The turning shafts 13b, 14b are each inclined with an angle α in relation to the centre axis 21 of the motor nozzle 12 as shown in a first cross-section, according to FIG. 3b, while in a second cross-section according to FIG. 3c, taken 90° in relation to the cross-section according to FIG. 3b; turning 13b is in a plane which is parallel to a plane including the centre axis 21 of the motor nozzle. The angle α corresponds to the angle φ in the above, which means that each turning shaft 13b, 14b in its respective spoiler is arranged at right angles to its spoiler blade 13a and 14a, respectively.

Each respective turning shaft 13b and 14b extends through a recess formed in the rear wall of the missile or the rear plane 22, with the portions of the turning shaft extending beyond the rear plane 22 functioning as a head to which the spoiler blade 13a, 14a is fastened. Each spoiler blade 13a, 14a is in contact with one of its sides which supports the surface that can be turned towards the propelling gas jet towards the outside of the rear plane which has an inclination corresponding to the angle α in relation to an end plane through the exhaust opening of the motor nozzle. The contact results in a small space being formed between the side of the spoiler blade 13a, 14a and the outside at the motor nozzle along the rear surface 22, and the small space means, in turn, that only small quantities of propelling gas will find their way between the spoiler blade 13a, 14a and the outside surface of the rear plane 22.

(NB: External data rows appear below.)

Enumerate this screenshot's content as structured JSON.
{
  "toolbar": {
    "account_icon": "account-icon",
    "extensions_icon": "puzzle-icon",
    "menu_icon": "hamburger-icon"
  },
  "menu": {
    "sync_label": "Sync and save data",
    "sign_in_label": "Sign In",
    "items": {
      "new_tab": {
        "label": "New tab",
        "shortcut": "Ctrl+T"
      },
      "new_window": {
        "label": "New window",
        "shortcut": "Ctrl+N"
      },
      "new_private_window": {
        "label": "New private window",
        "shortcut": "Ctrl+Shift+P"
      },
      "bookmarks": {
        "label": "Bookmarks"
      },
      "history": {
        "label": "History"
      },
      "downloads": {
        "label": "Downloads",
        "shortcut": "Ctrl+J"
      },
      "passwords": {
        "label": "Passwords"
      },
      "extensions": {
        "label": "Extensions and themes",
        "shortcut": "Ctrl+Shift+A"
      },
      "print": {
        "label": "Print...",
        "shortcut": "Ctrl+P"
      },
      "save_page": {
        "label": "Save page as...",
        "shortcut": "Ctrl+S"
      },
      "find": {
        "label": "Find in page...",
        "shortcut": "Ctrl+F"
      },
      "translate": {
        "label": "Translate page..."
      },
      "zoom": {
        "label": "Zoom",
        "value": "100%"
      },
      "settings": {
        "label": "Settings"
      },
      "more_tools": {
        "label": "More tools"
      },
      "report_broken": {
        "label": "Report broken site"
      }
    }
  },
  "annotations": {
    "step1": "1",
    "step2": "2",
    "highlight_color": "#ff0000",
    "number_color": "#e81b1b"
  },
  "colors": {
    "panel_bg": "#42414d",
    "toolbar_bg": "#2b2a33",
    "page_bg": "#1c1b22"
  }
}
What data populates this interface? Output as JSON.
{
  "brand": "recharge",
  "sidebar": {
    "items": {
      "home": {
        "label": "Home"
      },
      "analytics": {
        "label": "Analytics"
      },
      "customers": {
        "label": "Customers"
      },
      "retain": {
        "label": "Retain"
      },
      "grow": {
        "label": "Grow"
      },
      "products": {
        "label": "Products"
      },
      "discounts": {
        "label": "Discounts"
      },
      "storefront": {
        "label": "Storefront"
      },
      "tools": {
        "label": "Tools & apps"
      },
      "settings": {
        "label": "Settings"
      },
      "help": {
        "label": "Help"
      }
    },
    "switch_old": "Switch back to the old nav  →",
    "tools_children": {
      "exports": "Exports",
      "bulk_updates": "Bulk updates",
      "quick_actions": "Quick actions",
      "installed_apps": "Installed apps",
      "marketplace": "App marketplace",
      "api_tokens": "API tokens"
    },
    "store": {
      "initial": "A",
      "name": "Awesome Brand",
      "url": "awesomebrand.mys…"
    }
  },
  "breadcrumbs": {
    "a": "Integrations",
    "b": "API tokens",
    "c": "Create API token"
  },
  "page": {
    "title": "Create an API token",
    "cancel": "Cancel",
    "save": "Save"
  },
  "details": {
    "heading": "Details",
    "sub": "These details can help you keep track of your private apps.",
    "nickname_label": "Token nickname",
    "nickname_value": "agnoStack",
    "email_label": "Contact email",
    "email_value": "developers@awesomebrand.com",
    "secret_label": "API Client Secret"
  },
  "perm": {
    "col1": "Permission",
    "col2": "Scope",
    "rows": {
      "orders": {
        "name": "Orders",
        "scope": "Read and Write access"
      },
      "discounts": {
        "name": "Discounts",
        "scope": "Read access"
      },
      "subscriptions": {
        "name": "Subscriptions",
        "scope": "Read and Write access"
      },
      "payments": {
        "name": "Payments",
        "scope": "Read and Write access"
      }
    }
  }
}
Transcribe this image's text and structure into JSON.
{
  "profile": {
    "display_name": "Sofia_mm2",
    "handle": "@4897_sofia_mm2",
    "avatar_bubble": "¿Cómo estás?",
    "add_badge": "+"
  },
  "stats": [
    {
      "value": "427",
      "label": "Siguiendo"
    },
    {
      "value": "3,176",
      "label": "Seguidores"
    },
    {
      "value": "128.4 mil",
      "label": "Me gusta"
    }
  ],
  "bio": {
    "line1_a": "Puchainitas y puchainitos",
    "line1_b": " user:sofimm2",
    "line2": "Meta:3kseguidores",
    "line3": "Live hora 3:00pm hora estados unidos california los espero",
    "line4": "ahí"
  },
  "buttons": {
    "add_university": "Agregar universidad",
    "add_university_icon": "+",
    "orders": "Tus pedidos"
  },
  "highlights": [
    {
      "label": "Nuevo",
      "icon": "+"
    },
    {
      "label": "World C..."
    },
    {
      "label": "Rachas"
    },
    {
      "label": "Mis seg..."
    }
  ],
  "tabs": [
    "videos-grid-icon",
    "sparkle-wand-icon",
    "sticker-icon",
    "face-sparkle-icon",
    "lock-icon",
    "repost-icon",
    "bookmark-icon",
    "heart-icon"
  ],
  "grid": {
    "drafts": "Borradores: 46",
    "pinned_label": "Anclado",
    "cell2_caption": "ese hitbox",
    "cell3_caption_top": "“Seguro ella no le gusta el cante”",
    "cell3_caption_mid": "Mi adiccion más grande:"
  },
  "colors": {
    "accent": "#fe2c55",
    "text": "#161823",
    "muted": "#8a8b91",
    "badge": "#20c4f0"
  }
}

In accordance with FIG. 3c, the spoiler blade 13a tapers in cross-sectional shape from its connection with turning shaft 13b.

The invention is not limited to the embodiment shown above as an example, but can be subject to modification within the scope of the following claims.

Patent Citations
Cited PatentFiling datePublication dateApplicantTitle
US2694898 *Aug 8, 1949Nov 23, 1954France EtatDevice for deflecting a high-speed jet of gas ejected through a nozzle
US2879955 *Jul 22, 1952Mar 31, 1959Von Zborowski Helmut P G A RAirborne bodies and in particular self propelled missiles
US3384325 *Dec 5, 1966May 21, 1968Bolkow GmbhMissile with thrust vector control
DE1132804B *Sep 26, 1959Jul 5, 1962Boelkow Entwicklungen KgStrahlsteuereinrichtung fuer Flugkoerper
Non-Patent Citations
Reference
1 *Flight, Solid-Propellant Motors, p. 42, Jan. 13, 1961.
Referenced by
Citing PatentFiling datePublication dateApplicantTitle
US4562980 *Nov 11, 1981Jan 7, 1986The Commonwealth Of AustraliaRocket vehicle
US5092524 *Feb 12, 1990Mar 3, 1992Mcdonnell Douglas CorporationNozzle throat disc for thrust vectoring
US5294055 *Sep 8, 1992Mar 15, 1994Mcdonnell Douglas CorporationRotatable arms for thrust vectoring and changing the area of a nozzle throat
US5320304 *Mar 15, 1991Jun 14, 1994The United States Of America As Represented By The Secretary Of The NavyIntegrated aerodynamic fin and stowable TVC vane system
US5511745 *Dec 30, 1994Apr 30, 1996Thiokol CorporationVectorable nozzle having jet vanes
US8387360 *May 19, 2009Mar 5, 2013Raytheon CompanyIntegral thrust vector and roll control system
US9297623 *Jun 8, 2010Mar 29, 2016Mbda FranceSystem for controlling the trajectory of a jet-propelled mobile
US20090288389 *May 19, 2009Nov 26, 2009Kinsey Lloyd EIntegral thrust vector and roll control system
US20120067976 *Jun 8, 2010Mar 22, 2012Laurent CartonSystem for controlling the trajectory of a jet-propelled mobile
EP0628783B1 *May 18, 1994Aug 12, 1998AEROSPATIALE Société Nationale IndustrielleActuation system for an aerodynamic control surface and aircraft steering system
WO1982001745A1 *Nov 11, 1981May 27, 1982Deans Arnold LA rocket vehicle
Classifications
U.S. Classification244/3.22, 60/230, 239/265.19
International ClassificationB64G1/00, F02K9/90, F42B10/66
Cooperative ClassificationF02K9/90
European ClassificationF02K9/90